Sandra Schulberg and her partner on “Nuremberg,” Josh Waletzky, decided to take original sound recordings from the trial and add them with a new narration, done by Live Schreiber, to create the soundtrack.

“The newly-reconstructed soundtrack gives you the feeling of being in the courtroom, and — thanks to the fact that my father’s original narration told you verbatim what the courtroom participants were saying — we managed to do this without changing the content of the original film,” Ms. Schulberg writes.

The Notre Dame community has been vital to the restoration and presentation of “Nuremberg: Its Lesson for Today.” Professor Jill Godmilow of the Film, Television and Theatre department invited Ms. Schulberg to screen the unrestored version of the film several years back at Notre Dame. It was through this screening and an association with Professor Luc Reydams of the Political Science Department that the “Nuremberg” restoration received generous funding from the Nationaal Archief of The Netherlands.
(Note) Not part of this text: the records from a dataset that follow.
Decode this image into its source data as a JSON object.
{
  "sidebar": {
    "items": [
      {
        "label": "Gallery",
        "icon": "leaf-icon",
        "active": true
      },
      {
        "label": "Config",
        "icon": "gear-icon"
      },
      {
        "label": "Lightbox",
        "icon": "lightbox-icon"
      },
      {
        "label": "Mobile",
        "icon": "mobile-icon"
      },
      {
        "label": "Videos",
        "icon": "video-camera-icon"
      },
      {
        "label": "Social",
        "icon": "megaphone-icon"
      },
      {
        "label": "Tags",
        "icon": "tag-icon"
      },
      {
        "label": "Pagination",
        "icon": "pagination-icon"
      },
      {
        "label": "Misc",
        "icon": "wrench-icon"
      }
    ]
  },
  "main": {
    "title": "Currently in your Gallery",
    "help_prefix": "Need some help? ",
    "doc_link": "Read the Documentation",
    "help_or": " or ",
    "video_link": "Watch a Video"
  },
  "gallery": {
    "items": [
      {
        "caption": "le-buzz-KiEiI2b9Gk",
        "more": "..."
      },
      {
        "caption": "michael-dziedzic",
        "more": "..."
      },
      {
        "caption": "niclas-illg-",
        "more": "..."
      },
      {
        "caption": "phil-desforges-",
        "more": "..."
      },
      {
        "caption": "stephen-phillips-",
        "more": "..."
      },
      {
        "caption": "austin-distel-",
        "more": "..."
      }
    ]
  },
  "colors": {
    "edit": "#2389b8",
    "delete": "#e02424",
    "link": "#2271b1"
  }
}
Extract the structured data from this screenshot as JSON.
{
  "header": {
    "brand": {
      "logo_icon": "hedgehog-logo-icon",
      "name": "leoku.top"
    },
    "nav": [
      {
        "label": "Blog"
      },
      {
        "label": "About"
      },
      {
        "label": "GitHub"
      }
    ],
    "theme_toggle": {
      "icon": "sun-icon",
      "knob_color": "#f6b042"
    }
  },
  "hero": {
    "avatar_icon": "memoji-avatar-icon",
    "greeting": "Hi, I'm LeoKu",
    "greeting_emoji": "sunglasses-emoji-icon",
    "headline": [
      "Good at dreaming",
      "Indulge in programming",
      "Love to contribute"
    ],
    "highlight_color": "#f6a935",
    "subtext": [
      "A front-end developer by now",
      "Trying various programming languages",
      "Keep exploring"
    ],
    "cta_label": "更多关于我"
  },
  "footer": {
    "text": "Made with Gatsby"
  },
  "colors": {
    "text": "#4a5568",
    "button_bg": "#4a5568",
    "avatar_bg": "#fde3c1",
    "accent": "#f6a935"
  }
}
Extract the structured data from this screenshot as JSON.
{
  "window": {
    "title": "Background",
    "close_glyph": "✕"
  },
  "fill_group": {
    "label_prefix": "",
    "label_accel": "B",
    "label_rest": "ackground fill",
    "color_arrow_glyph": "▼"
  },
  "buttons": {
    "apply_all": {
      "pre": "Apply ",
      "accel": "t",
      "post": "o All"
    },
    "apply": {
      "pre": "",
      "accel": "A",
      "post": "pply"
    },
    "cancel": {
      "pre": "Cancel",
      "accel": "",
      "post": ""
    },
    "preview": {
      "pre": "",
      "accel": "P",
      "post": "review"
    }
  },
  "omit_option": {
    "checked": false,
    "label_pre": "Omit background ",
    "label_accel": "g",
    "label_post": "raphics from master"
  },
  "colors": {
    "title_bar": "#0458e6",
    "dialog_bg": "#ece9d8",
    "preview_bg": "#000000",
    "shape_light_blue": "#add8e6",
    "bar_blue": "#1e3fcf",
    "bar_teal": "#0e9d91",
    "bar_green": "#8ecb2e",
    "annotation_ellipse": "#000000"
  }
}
A final philanthropic donation provided the final piece of funding and the restoration began in full and Ms. Schulberg was able to present “Nuremberg” as part of the Erasmus Prize Ceremony in 2009.

Though Ms. Schulberg did not choose the title “Nuremberg: Its Lesson for Today,” (it was the title of Stuart Schulberg’s original film) it has proved relevant yet. She writes, “I’d like to stress that I think Germany has learned the lessons of Nuremberg better than any other country in the world, including the U.S. Germany is now in the forefront of support for the International Criminal Court, while the U.S. is not even a member.”

The U.S. Ambassador for War Crimes Issues, Stephen Rapp, attended the U.S. premiere of “Nuremberg” in June and Ms. Schulberg sees this as a sign of positive changes within the Obama administration toward the ICC. She writes, “My hope is that ‘Nuremberg’ will help awaken American interest in the legacy court of Nuremberg, which really is the ICC, and want to become involved as world citizens and as a nation in supporting the international rule of law.”

Ms. Schulberg also believes that her father’s film contains a powerful anti-war message, one that she hopes contemporary audiences will learn from. She writes, “The first Nuremberg Trial is probably best known for creating the breakthrough indictment of ‘crimes against humanity’ (Count 4), which had never been prosecuted before. But Jackson was even more focused on the ‘crime of aggression’ (Count 1), the very act of starting war … My father chose to end ‘Nuremberg’ with Jackson’s words to this effect: ‘Let Nuremberg stand as warning to all who plan and wage aggressive war.’ Thus, I have come to see Nuremberg not only as a compelling film about the conduct of the trial — what some have called the greatest courtroom drama in history — but also as a powerful anti-war statement. I hope audiences take that anti-war statement to heart.”

“Nuremberg: Its Lesson for Today” will be screened tonight at Notre Dame in collaboration with Indiana University/Purdue University Fort Wayne, where the film will be presented Sept. 15.

Steven Carr, Director of the Advanced Holocaust Studies at IU/P Fort Wayne, writes, “Given the tenth anniversary of 9/11, this film is as powerful and as timely as ever. If there were ever a time to see a film about the importance of international human rights and learn in person from the daughter who went to the trouble to restore a film her father directed and that the American public should have seen but didn’t, the tenth anniversary of 9/11 should be it.”

The Notre Dame screening of “Nuremberg: Its Lesson for Today” will be held in the Browning Cinema at the DeBartolo Performing Arts Center tonight at 7:30 p.m. Sandra Schulberg will be present to screen her new restoration.

Contact Maija Gustin at mgustin@nd.edu